==== Supplied information

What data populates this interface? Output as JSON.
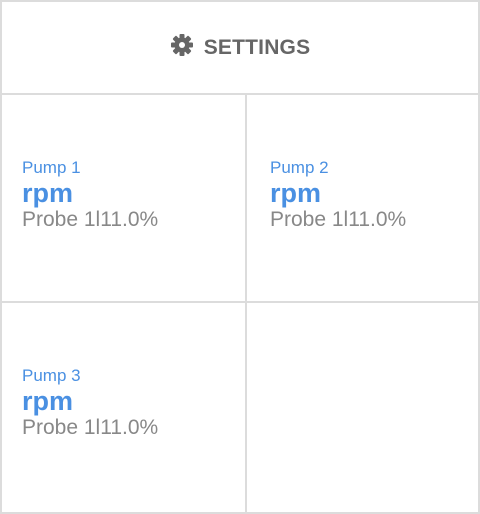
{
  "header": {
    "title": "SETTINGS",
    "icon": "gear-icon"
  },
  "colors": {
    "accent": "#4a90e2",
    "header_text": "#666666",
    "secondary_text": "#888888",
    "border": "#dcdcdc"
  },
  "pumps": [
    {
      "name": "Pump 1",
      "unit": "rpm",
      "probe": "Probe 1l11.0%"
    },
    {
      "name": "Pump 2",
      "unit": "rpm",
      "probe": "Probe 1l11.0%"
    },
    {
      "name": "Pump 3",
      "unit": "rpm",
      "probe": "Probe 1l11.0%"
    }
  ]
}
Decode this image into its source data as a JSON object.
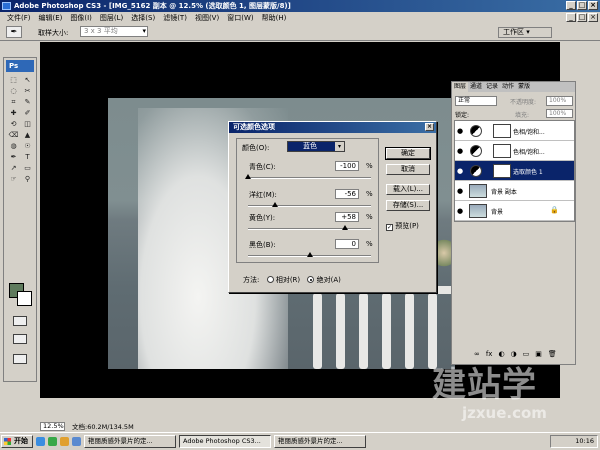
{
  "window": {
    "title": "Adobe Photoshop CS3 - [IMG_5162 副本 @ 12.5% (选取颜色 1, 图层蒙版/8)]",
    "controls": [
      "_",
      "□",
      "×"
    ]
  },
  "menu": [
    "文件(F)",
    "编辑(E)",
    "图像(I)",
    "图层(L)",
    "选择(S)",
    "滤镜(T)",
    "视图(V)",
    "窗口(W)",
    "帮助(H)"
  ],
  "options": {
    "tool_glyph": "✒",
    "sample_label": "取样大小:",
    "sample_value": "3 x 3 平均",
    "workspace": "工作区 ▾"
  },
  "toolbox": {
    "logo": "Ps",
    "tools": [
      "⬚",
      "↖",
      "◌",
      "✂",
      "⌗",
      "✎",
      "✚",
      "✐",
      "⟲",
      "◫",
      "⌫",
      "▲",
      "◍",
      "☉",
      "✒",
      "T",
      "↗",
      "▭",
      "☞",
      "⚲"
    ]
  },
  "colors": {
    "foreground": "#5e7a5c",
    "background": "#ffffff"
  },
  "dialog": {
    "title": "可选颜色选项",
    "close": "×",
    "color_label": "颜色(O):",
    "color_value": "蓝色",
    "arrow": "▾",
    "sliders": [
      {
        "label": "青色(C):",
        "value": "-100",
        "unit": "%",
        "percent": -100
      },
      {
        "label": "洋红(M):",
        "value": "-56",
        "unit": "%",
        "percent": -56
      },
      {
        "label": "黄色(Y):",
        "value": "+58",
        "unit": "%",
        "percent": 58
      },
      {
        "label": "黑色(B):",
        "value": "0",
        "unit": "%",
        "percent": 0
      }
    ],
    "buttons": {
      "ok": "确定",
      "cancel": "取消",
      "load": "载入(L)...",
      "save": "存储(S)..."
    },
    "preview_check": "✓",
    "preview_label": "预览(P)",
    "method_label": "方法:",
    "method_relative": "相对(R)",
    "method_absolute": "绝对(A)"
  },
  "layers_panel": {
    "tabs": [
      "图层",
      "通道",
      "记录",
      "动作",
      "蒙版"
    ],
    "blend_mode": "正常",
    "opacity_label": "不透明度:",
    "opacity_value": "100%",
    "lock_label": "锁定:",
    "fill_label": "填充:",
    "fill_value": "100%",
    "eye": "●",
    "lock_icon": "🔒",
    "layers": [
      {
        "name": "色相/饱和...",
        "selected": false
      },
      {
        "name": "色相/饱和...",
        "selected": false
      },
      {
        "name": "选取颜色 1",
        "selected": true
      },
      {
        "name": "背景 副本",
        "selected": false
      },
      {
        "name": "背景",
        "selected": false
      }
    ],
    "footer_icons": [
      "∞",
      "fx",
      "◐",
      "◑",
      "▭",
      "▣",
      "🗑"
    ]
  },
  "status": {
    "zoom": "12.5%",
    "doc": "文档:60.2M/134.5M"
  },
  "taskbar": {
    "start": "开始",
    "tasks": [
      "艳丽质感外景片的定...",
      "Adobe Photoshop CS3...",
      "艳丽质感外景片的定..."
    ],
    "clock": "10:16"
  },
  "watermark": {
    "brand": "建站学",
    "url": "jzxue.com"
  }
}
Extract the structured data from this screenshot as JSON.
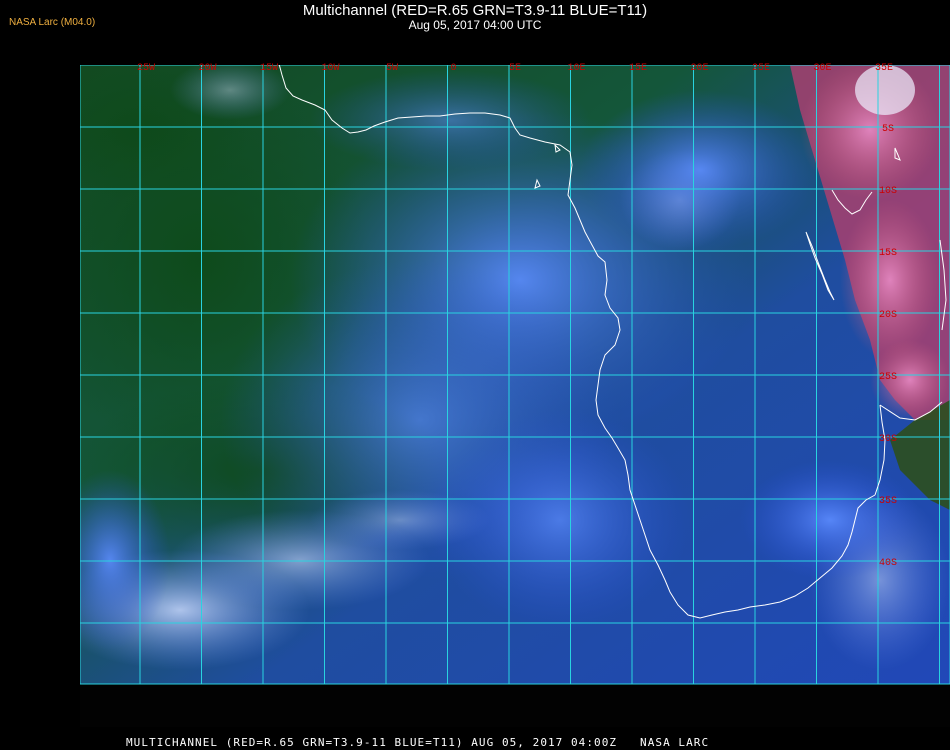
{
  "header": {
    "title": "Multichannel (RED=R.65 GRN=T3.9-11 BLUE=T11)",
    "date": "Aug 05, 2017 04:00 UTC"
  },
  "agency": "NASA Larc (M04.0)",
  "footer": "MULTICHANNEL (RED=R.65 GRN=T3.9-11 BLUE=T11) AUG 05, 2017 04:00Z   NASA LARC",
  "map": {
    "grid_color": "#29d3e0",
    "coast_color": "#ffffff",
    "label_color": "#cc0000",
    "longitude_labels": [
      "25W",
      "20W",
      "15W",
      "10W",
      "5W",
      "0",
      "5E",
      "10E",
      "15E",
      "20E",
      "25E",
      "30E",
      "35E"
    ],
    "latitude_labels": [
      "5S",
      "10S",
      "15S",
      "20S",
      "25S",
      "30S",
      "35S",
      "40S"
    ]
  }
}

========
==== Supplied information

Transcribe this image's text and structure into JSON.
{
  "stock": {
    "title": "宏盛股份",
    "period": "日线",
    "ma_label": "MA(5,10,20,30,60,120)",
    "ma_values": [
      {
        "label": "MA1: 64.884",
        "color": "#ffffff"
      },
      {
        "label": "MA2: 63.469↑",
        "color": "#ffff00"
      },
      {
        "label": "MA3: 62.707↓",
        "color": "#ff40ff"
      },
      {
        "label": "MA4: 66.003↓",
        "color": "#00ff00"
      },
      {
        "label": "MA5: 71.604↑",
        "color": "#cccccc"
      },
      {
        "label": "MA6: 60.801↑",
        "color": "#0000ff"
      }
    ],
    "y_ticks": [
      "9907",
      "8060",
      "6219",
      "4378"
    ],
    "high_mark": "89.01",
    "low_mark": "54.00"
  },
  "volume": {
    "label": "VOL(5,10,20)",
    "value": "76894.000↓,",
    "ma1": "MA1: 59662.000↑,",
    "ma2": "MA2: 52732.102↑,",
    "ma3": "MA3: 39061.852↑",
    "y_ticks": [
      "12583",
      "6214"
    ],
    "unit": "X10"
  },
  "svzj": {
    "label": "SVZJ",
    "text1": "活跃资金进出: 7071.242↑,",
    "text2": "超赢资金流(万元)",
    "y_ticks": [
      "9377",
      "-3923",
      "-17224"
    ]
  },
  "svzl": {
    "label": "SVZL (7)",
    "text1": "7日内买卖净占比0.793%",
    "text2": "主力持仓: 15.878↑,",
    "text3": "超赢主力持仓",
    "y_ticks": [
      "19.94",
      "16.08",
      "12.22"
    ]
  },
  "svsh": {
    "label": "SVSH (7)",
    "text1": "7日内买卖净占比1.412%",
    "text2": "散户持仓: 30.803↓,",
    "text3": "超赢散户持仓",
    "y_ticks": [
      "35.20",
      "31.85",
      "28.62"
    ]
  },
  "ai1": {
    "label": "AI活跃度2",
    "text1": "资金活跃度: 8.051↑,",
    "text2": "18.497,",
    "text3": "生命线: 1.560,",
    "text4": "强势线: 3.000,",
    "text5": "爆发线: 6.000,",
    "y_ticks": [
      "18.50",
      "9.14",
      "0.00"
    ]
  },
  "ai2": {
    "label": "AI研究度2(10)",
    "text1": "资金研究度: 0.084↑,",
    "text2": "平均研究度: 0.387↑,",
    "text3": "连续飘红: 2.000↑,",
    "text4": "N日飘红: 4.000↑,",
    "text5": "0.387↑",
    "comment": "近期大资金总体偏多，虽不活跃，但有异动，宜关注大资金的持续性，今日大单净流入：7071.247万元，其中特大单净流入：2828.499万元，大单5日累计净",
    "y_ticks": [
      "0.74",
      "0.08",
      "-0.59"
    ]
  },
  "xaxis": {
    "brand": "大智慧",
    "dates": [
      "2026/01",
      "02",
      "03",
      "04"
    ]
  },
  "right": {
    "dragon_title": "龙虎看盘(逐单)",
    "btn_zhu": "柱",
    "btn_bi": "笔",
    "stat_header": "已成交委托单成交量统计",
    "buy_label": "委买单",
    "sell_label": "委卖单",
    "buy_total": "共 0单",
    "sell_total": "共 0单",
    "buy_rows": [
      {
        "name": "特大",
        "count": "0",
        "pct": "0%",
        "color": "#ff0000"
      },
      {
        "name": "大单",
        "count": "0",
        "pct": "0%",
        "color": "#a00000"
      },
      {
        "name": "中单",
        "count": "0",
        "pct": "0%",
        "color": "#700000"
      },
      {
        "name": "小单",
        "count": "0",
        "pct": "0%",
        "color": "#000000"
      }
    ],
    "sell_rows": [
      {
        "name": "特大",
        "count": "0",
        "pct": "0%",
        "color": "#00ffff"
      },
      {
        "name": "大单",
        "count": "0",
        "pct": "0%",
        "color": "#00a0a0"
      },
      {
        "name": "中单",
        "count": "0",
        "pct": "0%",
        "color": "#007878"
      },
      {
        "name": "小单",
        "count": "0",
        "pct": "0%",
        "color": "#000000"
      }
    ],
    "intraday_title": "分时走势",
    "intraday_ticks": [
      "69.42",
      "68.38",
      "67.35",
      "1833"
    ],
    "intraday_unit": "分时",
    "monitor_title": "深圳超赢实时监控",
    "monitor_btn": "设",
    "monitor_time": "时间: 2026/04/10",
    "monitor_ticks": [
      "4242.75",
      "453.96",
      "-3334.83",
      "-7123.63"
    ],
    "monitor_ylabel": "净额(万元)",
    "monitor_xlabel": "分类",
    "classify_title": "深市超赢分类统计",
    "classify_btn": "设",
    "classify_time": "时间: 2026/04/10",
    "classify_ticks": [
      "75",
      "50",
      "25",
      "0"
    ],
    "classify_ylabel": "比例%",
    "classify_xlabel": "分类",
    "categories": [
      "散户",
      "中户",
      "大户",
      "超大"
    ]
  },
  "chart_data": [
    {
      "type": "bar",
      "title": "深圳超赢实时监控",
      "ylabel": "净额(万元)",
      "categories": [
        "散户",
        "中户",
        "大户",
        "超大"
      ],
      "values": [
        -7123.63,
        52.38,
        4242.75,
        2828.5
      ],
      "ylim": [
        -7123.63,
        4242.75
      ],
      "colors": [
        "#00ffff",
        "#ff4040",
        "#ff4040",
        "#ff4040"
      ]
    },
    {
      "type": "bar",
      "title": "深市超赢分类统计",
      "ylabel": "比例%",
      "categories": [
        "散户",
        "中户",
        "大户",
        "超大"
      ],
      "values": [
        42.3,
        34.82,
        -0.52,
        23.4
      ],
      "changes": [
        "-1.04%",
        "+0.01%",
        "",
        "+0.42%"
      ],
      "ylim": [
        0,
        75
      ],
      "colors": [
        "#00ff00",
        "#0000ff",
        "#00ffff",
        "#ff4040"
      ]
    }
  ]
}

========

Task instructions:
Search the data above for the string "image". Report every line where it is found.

Answer space:
Decode this image into its source data as a JSON object.
Transcribe this image's text and structure into JSON.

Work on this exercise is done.